## WHAT IS REQUIRED
Please output every record below exactly as written, leaving out any pictures.

Items from a dataset:
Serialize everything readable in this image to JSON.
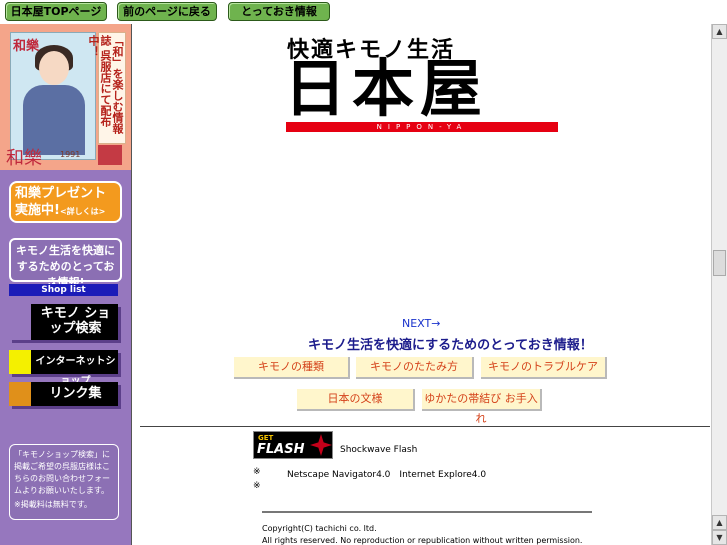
{
  "nav": {
    "top_label": "日本屋TOPページ",
    "back_label": "前のページに戻る",
    "info_label": "とっておき情報"
  },
  "sidebar": {
    "ad": {
      "magazine_title": "和樂",
      "side_text": "「和」を楽しむ情報誌 呉服店にて配布中！",
      "logo": "和樂",
      "year": "1991"
    },
    "present": {
      "line1": "和樂プレゼント",
      "line2": "実施中!",
      "more": "<詳しくは>"
    },
    "tips": {
      "text": "キモノ生活を快適にするためのとっておき情報!"
    },
    "shoplist": "Shop list",
    "menu": [
      {
        "label": "キモノ ショップ検索"
      },
      {
        "label": "インターネットショップ"
      },
      {
        "label": "リンク集"
      }
    ],
    "notice": {
      "body": "「キモノショップ検索」に掲載ご希望の呉服店様はこちらのお問い合わせフォームよりお願いいたします。",
      "free": "※掲載料は無料です。"
    }
  },
  "header": {
    "subtitle": "快適キモノ生活",
    "title": "日本屋",
    "romaji": "NIPPON-YA"
  },
  "content": {
    "next": "NEXT→",
    "tagline": "キモノ生活を快適にするためのとっておき情報！",
    "buttons": [
      "キモノの種類",
      "キモノのたたみ方",
      "キモノのトラブルケア",
      "日本の文様",
      "ゆかたの帯結び お手入れ"
    ]
  },
  "footer": {
    "flash_get": "GET",
    "flash_word": "FLASH",
    "flash_label": "Shockwave Flash",
    "req_mark": "※",
    "req_browsers": "Netscape Navigator4.0　Internet Explore4.0",
    "req_mark2": "※",
    "copyright": "Copyright(C) tachichi co. ltd.",
    "rights": "All rights reserved. No reproduction or republication without written permission."
  },
  "colors": {
    "sidebar_bg": "#9677be",
    "nav_button": "#6fb34e",
    "accent_red": "#e60012",
    "present_orange": "#f39a1e"
  }
}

## COMPLETED TASK
Serialize everything readable in this image to JSON.
{
  "nav": {
    "top_label": "日本屋TOPページ",
    "back_label": "前のページに戻る",
    "info_label": "とっておき情報"
  },
  "sidebar": {
    "ad": {
      "magazine_title": "和樂",
      "side_text": "「和」を楽しむ情報誌 呉服店にて配布中！",
      "logo": "和樂",
      "year": "1991"
    },
    "present": {
      "line1": "和樂プレゼント",
      "line2": "実施中!",
      "more": "<詳しくは>"
    },
    "tips": {
      "text": "キモノ生活を快適にするためのとっておき情報!"
    },
    "shoplist": "Shop list",
    "menu": [
      {
        "label": "キモノ ショップ検索"
      },
      {
        "label": "インターネットショップ"
      },
      {
        "label": "リンク集"
      }
    ],
    "notice": {
      "body": "「キモノショップ検索」に掲載ご希望の呉服店様はこちらのお問い合わせフォームよりお願いいたします。",
      "free": "※掲載料は無料です。"
    }
  },
  "header": {
    "subtitle": "快適キモノ生活",
    "title": "日本屋",
    "romaji": "NIPPON-YA"
  },
  "content": {
    "next": "NEXT→",
    "tagline": "キモノ生活を快適にするためのとっておき情報！",
    "buttons": [
      "キモノの種類",
      "キモノのたたみ方",
      "キモノのトラブルケア",
      "日本の文様",
      "ゆかたの帯結び お手入れ"
    ]
  },
  "footer": {
    "flash_get": "GET",
    "flash_word": "FLASH",
    "flash_label": "Shockwave Flash",
    "req_mark": "※",
    "req_browsers": "Netscape Navigator4.0　Internet Explore4.0",
    "req_mark2": "※",
    "copyright": "Copyright(C) tachichi co. ltd.",
    "rights": "All rights reserved. No reproduction or republication without written permission."
  },
  "colors": {
    "sidebar_bg": "#9677be",
    "nav_button": "#6fb34e",
    "accent_red": "#e60012",
    "present_orange": "#f39a1e"
  }
}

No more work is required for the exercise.